- [Exercise directions]
Only the number is needed. Please count the lines below in which the word "xlsx" occurs.

- [Interface dataset entries]
# # # # # # #
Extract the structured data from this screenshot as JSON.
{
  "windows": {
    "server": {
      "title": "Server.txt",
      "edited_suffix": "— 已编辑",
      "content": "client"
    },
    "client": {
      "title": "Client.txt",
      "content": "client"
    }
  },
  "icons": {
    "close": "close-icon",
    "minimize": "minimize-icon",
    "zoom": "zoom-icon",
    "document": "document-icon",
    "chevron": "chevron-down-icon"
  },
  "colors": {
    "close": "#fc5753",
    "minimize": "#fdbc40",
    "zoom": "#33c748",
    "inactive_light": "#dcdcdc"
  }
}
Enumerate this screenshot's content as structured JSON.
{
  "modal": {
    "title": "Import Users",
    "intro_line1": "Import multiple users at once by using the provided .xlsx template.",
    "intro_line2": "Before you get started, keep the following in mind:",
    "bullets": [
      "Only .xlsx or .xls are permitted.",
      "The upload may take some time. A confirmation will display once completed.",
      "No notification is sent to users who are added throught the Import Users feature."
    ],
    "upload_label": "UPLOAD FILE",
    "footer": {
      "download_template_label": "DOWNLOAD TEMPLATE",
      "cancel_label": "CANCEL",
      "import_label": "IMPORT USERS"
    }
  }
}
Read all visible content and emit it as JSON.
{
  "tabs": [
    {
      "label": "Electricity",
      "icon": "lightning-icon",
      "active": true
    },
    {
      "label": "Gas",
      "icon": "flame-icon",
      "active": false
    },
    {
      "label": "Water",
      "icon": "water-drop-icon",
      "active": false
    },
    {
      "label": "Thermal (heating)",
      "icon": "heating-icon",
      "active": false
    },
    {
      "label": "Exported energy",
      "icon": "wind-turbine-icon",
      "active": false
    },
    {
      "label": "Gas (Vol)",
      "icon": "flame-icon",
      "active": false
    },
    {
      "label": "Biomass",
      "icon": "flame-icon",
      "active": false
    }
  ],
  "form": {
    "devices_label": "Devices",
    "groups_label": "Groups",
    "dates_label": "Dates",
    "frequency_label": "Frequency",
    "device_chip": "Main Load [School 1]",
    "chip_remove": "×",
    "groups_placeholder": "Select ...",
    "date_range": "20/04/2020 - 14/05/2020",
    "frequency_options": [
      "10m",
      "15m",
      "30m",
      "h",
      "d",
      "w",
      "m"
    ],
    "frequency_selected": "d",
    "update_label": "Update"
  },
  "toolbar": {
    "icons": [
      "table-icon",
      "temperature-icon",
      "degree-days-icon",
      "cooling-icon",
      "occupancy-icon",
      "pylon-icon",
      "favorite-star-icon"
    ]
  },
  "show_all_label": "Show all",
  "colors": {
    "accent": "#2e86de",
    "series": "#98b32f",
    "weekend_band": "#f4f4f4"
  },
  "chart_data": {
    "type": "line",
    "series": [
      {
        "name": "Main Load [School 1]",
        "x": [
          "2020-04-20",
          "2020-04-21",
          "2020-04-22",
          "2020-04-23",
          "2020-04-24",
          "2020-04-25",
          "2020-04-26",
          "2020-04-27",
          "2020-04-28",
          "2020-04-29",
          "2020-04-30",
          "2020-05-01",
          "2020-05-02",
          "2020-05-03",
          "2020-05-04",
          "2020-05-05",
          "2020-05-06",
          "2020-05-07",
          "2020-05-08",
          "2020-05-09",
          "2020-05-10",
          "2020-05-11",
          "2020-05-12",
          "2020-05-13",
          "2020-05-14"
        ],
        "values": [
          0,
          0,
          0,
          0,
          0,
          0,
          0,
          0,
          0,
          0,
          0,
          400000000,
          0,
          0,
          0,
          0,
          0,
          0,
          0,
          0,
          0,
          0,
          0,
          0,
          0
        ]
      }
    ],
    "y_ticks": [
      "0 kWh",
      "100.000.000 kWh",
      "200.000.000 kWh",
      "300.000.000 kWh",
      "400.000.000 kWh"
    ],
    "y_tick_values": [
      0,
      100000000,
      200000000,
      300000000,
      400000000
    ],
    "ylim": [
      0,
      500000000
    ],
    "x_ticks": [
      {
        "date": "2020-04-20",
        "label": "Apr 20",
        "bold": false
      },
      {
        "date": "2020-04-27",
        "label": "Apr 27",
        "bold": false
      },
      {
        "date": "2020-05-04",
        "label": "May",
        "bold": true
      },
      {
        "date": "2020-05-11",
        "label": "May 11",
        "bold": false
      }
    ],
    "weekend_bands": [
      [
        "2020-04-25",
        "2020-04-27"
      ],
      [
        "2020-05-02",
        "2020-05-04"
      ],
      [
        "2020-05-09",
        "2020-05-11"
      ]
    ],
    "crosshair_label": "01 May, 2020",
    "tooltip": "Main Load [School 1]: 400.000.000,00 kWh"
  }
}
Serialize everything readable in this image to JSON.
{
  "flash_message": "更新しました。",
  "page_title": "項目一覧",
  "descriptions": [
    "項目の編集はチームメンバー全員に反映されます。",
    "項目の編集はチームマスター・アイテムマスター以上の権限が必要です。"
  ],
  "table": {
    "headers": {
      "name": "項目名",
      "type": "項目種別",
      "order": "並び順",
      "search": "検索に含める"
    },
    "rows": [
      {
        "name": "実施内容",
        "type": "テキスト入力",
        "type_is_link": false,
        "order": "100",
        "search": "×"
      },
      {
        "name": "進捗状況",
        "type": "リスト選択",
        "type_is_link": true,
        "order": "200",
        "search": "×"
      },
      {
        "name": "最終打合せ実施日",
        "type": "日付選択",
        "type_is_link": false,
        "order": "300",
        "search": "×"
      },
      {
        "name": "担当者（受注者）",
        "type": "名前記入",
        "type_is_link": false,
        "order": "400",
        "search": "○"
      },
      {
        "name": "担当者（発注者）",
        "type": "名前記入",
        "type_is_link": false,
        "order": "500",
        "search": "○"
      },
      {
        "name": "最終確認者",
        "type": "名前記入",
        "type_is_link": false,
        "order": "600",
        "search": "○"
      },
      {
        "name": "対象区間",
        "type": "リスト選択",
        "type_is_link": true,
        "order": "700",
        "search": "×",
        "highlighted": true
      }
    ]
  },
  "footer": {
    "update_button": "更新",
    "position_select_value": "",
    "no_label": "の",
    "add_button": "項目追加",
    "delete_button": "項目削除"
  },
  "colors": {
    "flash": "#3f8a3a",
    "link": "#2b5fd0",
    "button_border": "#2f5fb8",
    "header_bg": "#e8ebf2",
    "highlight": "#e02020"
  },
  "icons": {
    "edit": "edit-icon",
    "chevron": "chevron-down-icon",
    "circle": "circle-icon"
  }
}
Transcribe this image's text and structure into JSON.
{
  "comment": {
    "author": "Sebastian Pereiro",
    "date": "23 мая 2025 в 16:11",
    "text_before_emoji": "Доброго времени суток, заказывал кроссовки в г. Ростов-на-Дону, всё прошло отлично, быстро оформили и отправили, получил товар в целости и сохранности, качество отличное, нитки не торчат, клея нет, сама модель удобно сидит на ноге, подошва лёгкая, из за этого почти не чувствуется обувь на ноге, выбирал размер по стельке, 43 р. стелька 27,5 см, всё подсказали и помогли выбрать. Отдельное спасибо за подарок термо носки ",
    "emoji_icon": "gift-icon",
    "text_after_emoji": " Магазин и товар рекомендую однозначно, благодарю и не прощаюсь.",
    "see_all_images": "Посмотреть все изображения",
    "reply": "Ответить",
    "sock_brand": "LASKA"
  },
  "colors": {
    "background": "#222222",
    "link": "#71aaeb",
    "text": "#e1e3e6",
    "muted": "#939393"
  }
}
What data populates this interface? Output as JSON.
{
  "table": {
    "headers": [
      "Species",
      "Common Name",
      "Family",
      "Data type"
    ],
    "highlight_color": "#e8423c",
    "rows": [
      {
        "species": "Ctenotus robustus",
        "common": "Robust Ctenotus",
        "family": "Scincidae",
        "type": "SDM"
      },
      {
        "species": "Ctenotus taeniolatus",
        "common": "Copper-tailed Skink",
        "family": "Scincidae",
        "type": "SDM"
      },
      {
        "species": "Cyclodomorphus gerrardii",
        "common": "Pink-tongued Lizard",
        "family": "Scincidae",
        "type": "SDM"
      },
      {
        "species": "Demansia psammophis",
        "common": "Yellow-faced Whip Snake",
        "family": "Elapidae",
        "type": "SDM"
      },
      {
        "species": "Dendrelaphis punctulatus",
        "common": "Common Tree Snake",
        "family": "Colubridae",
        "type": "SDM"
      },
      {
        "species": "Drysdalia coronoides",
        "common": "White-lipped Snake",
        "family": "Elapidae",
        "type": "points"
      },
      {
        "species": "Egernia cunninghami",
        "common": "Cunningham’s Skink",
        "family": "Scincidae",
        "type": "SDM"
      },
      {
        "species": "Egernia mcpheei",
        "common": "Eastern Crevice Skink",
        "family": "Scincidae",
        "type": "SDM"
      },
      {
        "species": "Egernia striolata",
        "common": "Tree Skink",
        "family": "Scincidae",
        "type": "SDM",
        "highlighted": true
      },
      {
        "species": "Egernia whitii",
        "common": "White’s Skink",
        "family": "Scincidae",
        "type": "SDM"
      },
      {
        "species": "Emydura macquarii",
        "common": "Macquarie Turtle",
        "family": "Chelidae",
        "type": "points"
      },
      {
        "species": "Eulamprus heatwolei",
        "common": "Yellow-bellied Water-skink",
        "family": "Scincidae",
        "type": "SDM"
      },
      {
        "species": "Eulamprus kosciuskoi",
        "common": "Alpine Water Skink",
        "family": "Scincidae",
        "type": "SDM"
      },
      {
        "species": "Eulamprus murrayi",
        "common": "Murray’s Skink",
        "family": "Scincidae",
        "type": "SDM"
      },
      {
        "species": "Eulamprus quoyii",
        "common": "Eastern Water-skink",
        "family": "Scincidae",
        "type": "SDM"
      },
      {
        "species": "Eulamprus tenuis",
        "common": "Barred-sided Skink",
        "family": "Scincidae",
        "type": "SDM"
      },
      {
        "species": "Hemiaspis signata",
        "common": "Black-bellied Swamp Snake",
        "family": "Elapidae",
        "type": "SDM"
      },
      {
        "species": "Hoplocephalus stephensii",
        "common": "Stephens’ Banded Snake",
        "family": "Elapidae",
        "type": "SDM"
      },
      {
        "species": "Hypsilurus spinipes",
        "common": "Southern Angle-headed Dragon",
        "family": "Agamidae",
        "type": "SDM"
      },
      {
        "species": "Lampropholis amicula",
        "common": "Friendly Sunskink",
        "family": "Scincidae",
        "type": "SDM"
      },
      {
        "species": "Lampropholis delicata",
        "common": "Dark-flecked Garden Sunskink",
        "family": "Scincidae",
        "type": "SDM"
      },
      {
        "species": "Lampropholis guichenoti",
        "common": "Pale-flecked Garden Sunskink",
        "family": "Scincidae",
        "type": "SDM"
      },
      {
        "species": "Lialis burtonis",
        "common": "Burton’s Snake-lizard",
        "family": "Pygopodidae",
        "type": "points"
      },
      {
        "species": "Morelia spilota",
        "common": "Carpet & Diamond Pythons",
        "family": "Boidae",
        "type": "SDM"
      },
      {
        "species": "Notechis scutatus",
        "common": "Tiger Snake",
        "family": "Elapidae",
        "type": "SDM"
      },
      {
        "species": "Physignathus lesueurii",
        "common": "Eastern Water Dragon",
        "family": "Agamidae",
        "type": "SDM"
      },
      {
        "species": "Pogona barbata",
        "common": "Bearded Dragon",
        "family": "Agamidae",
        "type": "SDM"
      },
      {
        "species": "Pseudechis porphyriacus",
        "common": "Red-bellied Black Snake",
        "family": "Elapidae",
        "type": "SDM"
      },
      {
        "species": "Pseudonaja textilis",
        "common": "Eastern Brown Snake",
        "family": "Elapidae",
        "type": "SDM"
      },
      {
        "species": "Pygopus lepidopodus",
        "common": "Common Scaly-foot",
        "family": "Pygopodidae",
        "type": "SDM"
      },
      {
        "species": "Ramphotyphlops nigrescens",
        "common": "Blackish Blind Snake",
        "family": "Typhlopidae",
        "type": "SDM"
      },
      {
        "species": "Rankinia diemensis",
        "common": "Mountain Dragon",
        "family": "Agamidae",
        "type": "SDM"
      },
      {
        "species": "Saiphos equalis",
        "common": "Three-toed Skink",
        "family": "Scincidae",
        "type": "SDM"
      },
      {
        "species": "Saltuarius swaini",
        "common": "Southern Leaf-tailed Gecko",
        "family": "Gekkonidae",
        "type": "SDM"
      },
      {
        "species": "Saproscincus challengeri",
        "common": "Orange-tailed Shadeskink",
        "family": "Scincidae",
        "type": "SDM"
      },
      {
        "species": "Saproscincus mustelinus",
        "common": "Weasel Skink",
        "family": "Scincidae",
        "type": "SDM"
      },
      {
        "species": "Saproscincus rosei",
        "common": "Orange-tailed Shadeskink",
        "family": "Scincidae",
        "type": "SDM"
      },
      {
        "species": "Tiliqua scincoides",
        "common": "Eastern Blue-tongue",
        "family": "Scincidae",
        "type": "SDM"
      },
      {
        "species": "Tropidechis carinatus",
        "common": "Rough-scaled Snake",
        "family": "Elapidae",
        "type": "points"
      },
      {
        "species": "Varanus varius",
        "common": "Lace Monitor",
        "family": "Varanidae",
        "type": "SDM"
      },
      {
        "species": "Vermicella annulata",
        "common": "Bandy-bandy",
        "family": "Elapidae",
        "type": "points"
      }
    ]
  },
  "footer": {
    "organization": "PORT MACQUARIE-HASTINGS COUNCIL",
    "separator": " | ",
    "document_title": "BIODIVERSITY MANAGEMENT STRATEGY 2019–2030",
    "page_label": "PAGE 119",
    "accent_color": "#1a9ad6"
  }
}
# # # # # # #
- [Final answer]
2